Saturday, May 8, 2010

Making Bread with a Ferment


Bread making is a fascinating subject to someone like me who likes to perfect and conquer any commercial made products. The picture above shows today's loaf which is a blend of wholemeal spelt flour and white wheat flour with linseeds and sesame seeds. It has a sprinkling of oat flour on top.

It's easy to make a loaf of bread, but I want to make a loaf of bread that is healthy, as well as having similar qualities to commercially made bread. That lovely softness and the fine texture of soft wholemeal bread is something I aspire to achieve.

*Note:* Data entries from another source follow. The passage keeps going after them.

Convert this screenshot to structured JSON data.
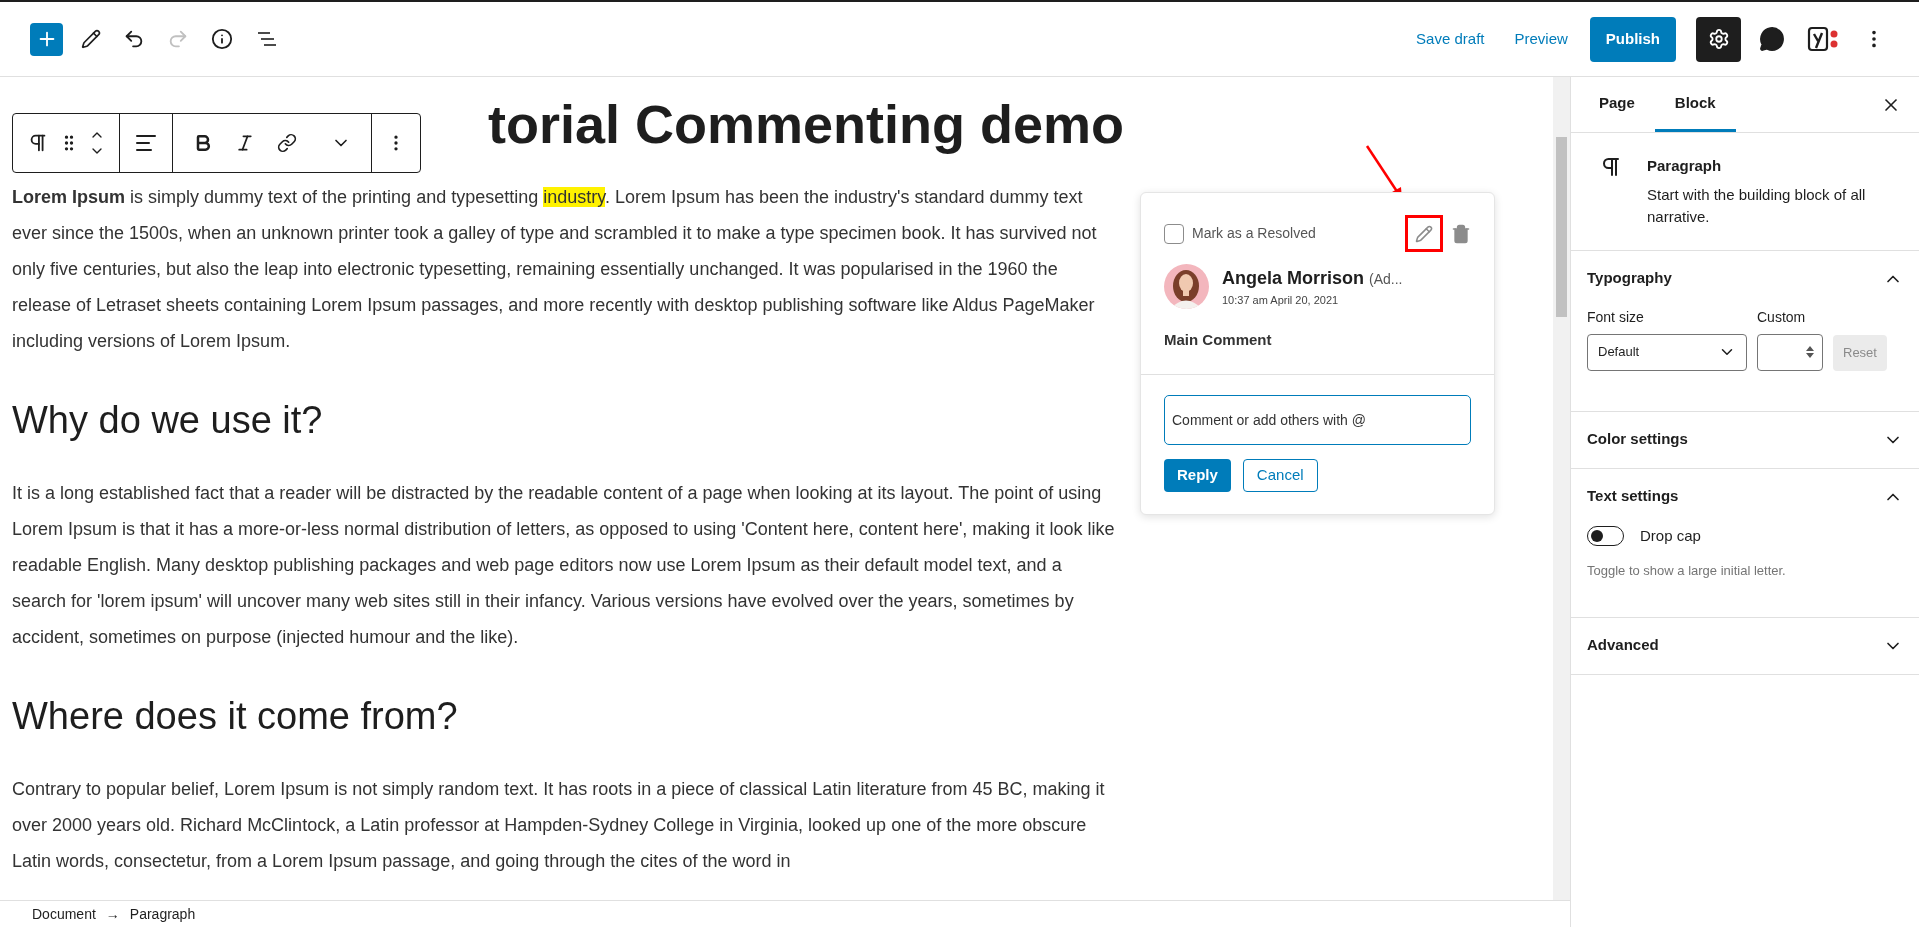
{
  "top_bar": {
    "tools": [
      {
        "kind": "add",
        "disabled": false
      },
      {
        "kind": "edit",
        "disabled": false
      },
      {
        "kind": "undo",
        "disabled": false
      },
      {
        "kind": "redo",
        "disabled": true
      },
      {
        "kind": "info",
        "disabled": false
      },
      {
        "kind": "list",
        "disabled": false
      }
    ],
    "save_draft": "Save draft",
    "preview": "Preview",
    "publish": "Publish",
    "settings": {
      "selected": true
    }
  },
  "title": "torial Commenting demo",
  "content": [
    {
      "kind": "paragraph",
      "before": "**Lorem Ipsum** is simply dummy text of the printing and typesetting ",
      "highlight": "industry",
      "after": ". Lorem Ipsum has been the industry's standard dummy text ever since the 1500s, when an unknown printer took a galley of type and scrambled it to make a type specimen book. It has survived not only five centuries, but also the leap into electronic typesetting, remaining essentially unchanged. It was popularised in the 1960 the release of Letraset sheets containing Lorem Ipsum passages, and more recently with desktop publishing software like Aldus PageMaker including versions of Lorem Ipsum."
    },
    {
      "kind": "heading",
      "text": "Why do we use it?"
    },
    {
      "kind": "paragraph",
      "before": "It is a long established fact that a reader will be distracted by the readable content of a page when looking at its layout. The point of using Lorem Ipsum is that it has a more-or-less normal distribution of letters, as opposed to using 'Content here, content here', making it look like readable English. Many desktop publishing packages and web page editors now use Lorem Ipsum as their default model text, and a search for 'lorem ipsum' will uncover many web sites still in their infancy. Various versions have evolved over the years, sometimes by accident, sometimes on purpose (injected humour and the like)."
    },
    {
      "kind": "heading",
      "text": "Where does it come from?"
    },
    {
      "kind": "paragraph",
      "before": "Contrary to popular belief, Lorem Ipsum is not simply random text. It has roots in a piece of classical Latin literature from 45 BC, making it over 2000 years old. Richard McClintock, a Latin professor at Hampden-Sydney College in Virginia, looked up one of the more obscure Latin words, consectetur, from a Lorem Ipsum passage, and going through the cites of the word in"
    }
  ],
  "comment": {
    "resolve_label": "Mark as a Resolved",
    "checked": false,
    "author": "Angela Morrison",
    "role": "(Ad...",
    "time": "10:37 am April 20, 2021",
    "text": "Main Comment",
    "placeholder": "Comment or add others with @",
    "reply": "Reply",
    "cancel": "Cancel"
  },
  "sidebar": {
    "tabs": [
      {
        "label": "Page",
        "selected": false
      },
      {
        "label": "Block",
        "selected": true
      }
    ],
    "block": {
      "name": "Paragraph",
      "description": "Start with the building block of all narrative."
    },
    "panels": [
      {
        "kind": "typography",
        "title": "Typography",
        "expanded": true,
        "font_size_label": "Font size",
        "select_value": "Default",
        "custom_label": "Custom",
        "reset": "Reset",
        "reset_disabled": true
      },
      {
        "title": "Color settings",
        "expanded": false
      },
      {
        "kind": "text",
        "title": "Text settings",
        "expanded": true,
        "toggle_label": "Drop cap",
        "on": false,
        "help": "Toggle to show a large initial letter."
      },
      {
        "title": "Advanced",
        "expanded": false
      }
    ]
  },
  "breadcrumb": {
    "items": [
      "Document",
      "Paragraph"
    ],
    "separator": "→"
  }
}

I'm getting there very slowly with additions such as Wonder Fresh and Natural Bread Improver from All About Bread in Greenwood. These products only need to be added in small amounts and contain natural enzymes to help create a softer crumb and better keeping ability. I also use Ascorbic Acid, or Vitamin C powder, as it is a natural preservative for home made bread.

Another tip I've learned from reading online Richard Bertinet's Bread information is to make an extra 300g  of dough, then keep that 300g aside and place it in the fridge for up to three days. When making the next loaf, add this ferment to the regular dough. Prior to forming the bread or rolls, remove the 300g extra and place it back in the fridge for the next time you make bread.

I've been using this method for some time now and have been able to reduce the amount of yeast I use by 25%.  The bread also develops a better flavour.

This isn't a true ferment as such, because true ferments will have to be refreshed with double its weight in flour and water.What happens though, is that after a while the dough becomes too large and the extra is thrown away. That seems like a waste, so I'll keep using the method I'm using now.

No comments:

Post a Comment